Task requirements> Every line of the material that mentions the word "name" should be copied out.
"""
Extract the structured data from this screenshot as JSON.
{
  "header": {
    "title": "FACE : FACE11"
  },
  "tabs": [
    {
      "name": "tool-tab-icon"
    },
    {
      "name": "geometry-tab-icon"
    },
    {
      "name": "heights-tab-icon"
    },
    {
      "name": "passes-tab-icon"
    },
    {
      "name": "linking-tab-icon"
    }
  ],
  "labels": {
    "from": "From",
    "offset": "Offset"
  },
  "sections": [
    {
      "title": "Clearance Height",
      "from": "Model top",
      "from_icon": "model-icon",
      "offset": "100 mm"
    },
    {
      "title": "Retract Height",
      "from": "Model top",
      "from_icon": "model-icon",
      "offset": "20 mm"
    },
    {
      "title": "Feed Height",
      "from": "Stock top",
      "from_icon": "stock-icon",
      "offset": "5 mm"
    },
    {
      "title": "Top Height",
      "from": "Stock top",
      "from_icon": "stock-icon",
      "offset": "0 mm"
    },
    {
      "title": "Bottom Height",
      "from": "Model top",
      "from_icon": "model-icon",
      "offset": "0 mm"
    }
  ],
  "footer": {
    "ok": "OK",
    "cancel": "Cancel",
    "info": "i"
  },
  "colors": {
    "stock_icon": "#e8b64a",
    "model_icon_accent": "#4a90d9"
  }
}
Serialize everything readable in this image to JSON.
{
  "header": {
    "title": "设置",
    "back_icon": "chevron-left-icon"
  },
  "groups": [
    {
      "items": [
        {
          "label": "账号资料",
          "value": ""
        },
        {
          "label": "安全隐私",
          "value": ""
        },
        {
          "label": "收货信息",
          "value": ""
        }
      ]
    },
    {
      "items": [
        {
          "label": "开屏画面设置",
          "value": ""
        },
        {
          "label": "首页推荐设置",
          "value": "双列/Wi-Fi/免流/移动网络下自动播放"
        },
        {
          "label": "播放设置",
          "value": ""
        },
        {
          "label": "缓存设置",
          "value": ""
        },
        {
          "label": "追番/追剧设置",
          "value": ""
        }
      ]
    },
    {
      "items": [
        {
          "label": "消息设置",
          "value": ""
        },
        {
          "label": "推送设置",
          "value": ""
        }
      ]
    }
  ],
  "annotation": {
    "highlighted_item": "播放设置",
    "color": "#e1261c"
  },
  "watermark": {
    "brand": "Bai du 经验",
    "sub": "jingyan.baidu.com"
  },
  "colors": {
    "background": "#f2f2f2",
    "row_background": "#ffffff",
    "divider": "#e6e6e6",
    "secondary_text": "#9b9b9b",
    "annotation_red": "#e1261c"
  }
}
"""
Output of the exercise>
      "name": "tool-tab-icon"
      "name": "geometry-tab-icon"
      "name": "heights-tab-icon"
      "name": "passes-tab-icon"
      "name": "linking-tab-icon"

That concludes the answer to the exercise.